- _TASK STATEMENT_: This exercise calls for every line of the data below with the string "Trial" in it.
Top of RECORDS
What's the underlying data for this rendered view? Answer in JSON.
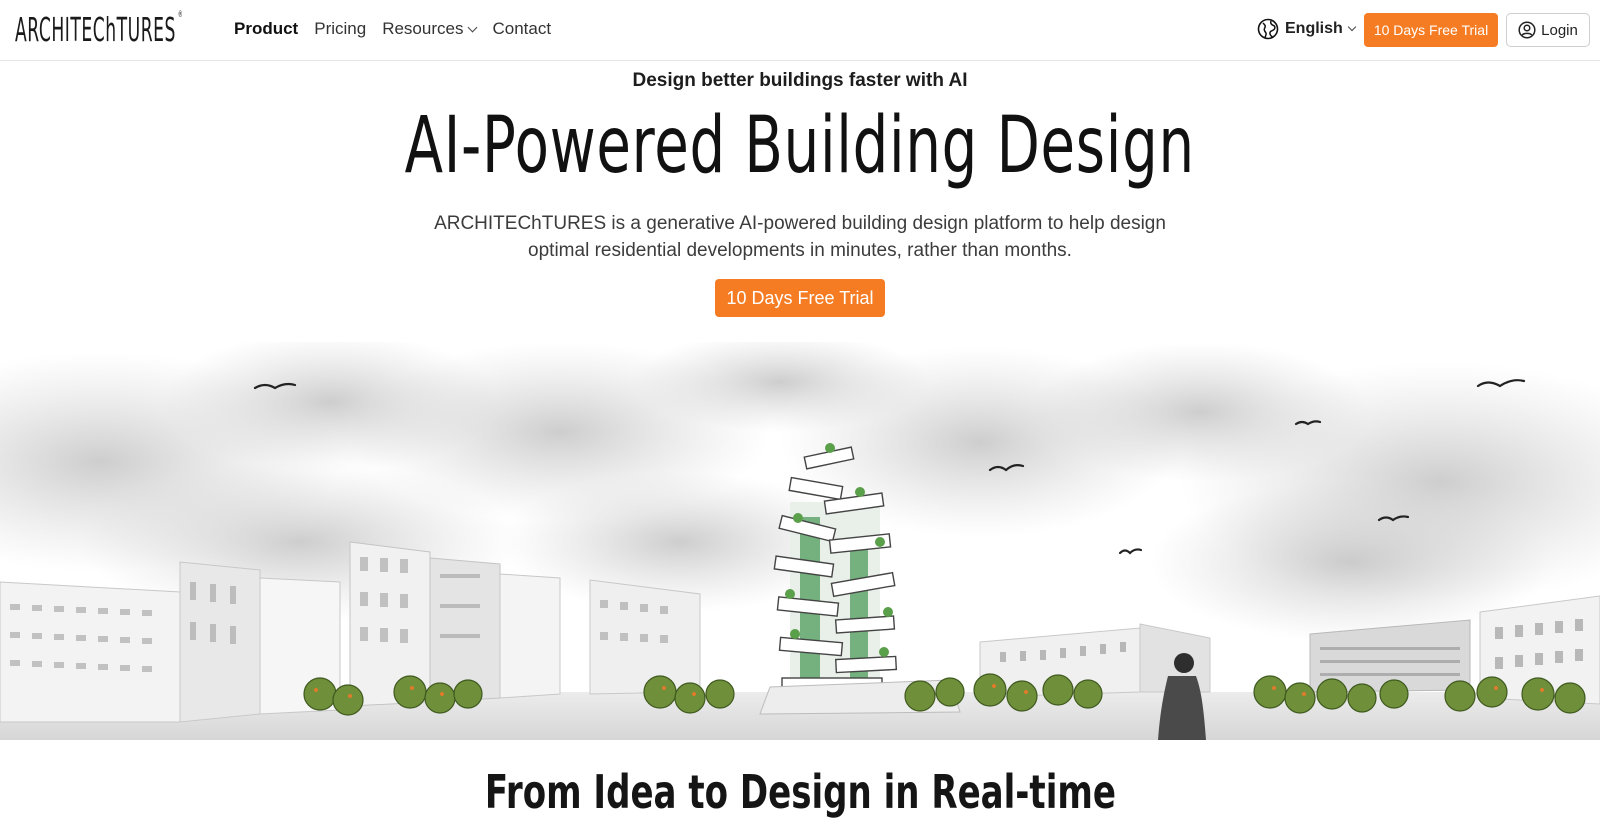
{
  "header": {
    "logo": "ARCHITEChTURES",
    "logo_mark": "®",
    "nav": [
      {
        "label": "Product",
        "active": true
      },
      {
        "label": "Pricing",
        "active": false
      },
      {
        "label": "Resources",
        "active": false,
        "dropdown": true
      },
      {
        "label": "Contact",
        "active": false
      }
    ],
    "language": "English",
    "trial_button": "10 Days Free Trial",
    "login_button": "Login"
  },
  "hero": {
    "eyebrow": "Design better buildings faster with AI",
    "title": "AI-Powered Building Design",
    "description": "ARCHITEChTURES is a generative AI-powered building design platform to help design optimal residential developments in minutes, rather than months.",
    "cta": "10 Days Free Trial"
  },
  "section": {
    "title": "From Idea to Design in Real-time"
  },
  "colors": {
    "accent": "#f57c22",
    "text": "#111111"
  },
  "icons": {
    "language": "globe-icon",
    "login": "user-circle-icon",
    "dropdown": "chevron-down-icon"
  }
}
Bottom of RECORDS
- _TASK RESULT_:
    "trial_button": "10 Days Free Trial",
    "cta": "10 Days Free Trial"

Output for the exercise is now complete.